## Exercise description
Search the material for "icon" and copy each line in which it is found.

## Data for analysis
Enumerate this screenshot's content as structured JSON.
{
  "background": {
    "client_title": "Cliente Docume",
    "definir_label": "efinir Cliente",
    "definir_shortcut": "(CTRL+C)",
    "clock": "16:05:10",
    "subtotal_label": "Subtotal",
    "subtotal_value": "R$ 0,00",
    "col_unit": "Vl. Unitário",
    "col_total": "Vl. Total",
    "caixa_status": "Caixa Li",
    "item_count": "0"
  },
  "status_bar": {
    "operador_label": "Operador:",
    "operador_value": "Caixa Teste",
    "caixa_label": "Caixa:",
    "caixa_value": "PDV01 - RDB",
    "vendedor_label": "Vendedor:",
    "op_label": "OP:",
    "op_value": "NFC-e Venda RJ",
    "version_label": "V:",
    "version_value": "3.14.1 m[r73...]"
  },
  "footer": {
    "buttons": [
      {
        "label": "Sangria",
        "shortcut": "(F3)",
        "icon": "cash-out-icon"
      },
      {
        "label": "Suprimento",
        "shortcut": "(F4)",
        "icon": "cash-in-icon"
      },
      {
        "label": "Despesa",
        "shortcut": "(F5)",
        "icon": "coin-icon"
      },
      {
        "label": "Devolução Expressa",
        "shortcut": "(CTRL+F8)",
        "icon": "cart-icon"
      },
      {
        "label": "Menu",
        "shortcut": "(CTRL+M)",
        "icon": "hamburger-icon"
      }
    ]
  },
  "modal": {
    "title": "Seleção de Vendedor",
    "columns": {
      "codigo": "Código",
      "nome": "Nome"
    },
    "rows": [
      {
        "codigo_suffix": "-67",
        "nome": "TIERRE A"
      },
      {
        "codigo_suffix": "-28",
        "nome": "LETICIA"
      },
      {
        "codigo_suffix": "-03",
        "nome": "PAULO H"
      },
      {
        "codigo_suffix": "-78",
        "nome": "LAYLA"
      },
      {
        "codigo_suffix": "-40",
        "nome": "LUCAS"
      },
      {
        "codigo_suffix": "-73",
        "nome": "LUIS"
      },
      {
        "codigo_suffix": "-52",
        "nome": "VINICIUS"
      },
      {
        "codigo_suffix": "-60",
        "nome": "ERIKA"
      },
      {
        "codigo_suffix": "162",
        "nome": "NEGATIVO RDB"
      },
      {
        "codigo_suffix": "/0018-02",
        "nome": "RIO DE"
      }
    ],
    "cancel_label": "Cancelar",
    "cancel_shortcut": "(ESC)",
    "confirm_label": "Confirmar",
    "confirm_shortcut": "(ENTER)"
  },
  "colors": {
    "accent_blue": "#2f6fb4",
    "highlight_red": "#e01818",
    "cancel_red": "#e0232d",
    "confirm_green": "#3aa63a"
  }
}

## Answer
        "icon": "cash-out-icon"
        "icon": "cash-in-icon"
        "icon": "coin-icon"
        "icon": "cart-icon"
        "icon": "hamburger-icon"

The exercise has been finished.